Imagine if…the Government had a sustainable food and farming strategy

9th July 2014

OK… a UK Government strategy for sustainable food and farming would not solve everything. But it would be a useful start.

What we have now is a piecemeal approach that seems to focus on increasing food exports, intensifying production and keeping Big Food happy. This is a major obstacle to ensuring our food system protects and enhances our health and the environment, and promotes sustainable farming and global food sovereignty.

MPs on the Environment, Food and Rural Affairs Committee published the findings of their food security inquiry last week (to which I gave evidence). They too wished that the Government had a “coherent approach to this important issue”. Wales has a food and farm strategy  which is facilitating an integrated approach. What about for the whole UK?

Listen to the science

The evidence is overwhelming that we need a better approach. On the BBC’s QI, facts may change over time*, but in terms of the science around food production, the evidence is continually building to show how harmful the current system is (see box below).

Despite this, we’ve got no decent, joined up, food and farm strategy to deliver climate change mitigation or help farmers to adapt; to reduce dietary diseases; or to protect nature and the land. Meanwhile there’s the badger baiting, flooding crises and our pollinators are waiting for a decent protection strategy.

Elephant in the room

One issue remaining a bit of an elephant in the room, despite extensive evidence of harm, is that of unsustainable diets. Without getting the UK population on the path towards eating more sustainably with less and better meat – and showing it is possible to global policy makers –  so much else just cannot be delivered. The land, water, climate, biodiversity and health impact of our current diet is too huge.
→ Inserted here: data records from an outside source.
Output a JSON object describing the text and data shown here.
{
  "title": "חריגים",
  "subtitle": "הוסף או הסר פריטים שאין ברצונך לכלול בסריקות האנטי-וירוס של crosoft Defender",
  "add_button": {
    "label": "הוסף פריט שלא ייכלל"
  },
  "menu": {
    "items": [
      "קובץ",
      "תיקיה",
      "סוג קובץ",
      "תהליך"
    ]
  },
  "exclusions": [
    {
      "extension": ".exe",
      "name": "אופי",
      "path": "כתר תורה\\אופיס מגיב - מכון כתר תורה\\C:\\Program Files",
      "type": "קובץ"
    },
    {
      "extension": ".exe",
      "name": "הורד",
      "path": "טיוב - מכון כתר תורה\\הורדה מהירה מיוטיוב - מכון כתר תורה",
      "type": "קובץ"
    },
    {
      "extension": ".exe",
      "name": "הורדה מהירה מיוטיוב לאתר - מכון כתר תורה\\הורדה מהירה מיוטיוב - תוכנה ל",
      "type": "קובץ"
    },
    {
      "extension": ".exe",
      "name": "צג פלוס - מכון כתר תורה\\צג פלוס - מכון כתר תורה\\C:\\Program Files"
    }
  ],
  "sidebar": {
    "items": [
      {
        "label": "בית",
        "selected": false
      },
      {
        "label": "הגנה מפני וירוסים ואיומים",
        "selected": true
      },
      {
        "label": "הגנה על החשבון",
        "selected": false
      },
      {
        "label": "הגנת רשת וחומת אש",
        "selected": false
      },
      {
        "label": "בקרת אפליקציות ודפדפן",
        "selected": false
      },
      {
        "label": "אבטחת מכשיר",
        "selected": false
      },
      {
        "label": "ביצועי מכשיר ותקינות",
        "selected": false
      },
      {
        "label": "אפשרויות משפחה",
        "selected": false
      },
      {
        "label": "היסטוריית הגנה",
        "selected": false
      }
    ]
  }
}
The Eating Better Coalition – one year old this month and with over 40 NGO members – has published a list of policy asks of the Government. It’s not a huge list. Nor is it that difficult to achieve, from a budgetary or regulatory perspective. We need the Government to publish and promote new official guidelines on healthy sustainable diets and use these in new mandatory food procurement standards for schools, hospitals, government departments, prisons. We’re also asking for better designed farm support and a push for action at EU level.

Dieticians, environmental scientists and development agencies all agree these steps are needed.

What happens next depends on us

Because what we eat is personal, it’s easy to think it should be separated from the political. But this isn’t the case.

Effectively, we all have two votes. We cast a vote for the food and farming system every time we do our weekly food shop; and our vote in elections can and should make a difference. If no party puts up an ambitious, coherent food and farming strategy for May 2015 then we’ll have stop imagining it but demand it. Join us to help make this happen.

Some new startling facts about our food and farming system:

  • More obesity – a new Lancet study data shows the UK has higher levels of obesity and overweight people than anywhere in Western Europe except for Iceland and Malta.
  • Running out of land – new research shows the UK faces a ‘significant’ shortage of farmland by 2030 and the EU and UN confirm we take too much land globally
  • Growing resistance to antibiotics –new expert papers confirm we’re heading for a global crisis as current antibiotics are beginning to fail and we’re using too many in farming and in medicine.

The Meat Atlas has plenty more facts and figures.

Follow @vickihird on Twitter. If you want a challenge, enter our Get Gobby competition for sustainable diet campaigning and win £500. And for tips and ideas see the new Eat Smart Action Pack.

*QI’s most famous question “How many moons does the Earth have?”. Back in Series A it was two; in Series B this was revised to one or five. In series K this year it turns out there are now about 18,000.

Blog post written by Vicki Hird, 8th July 2014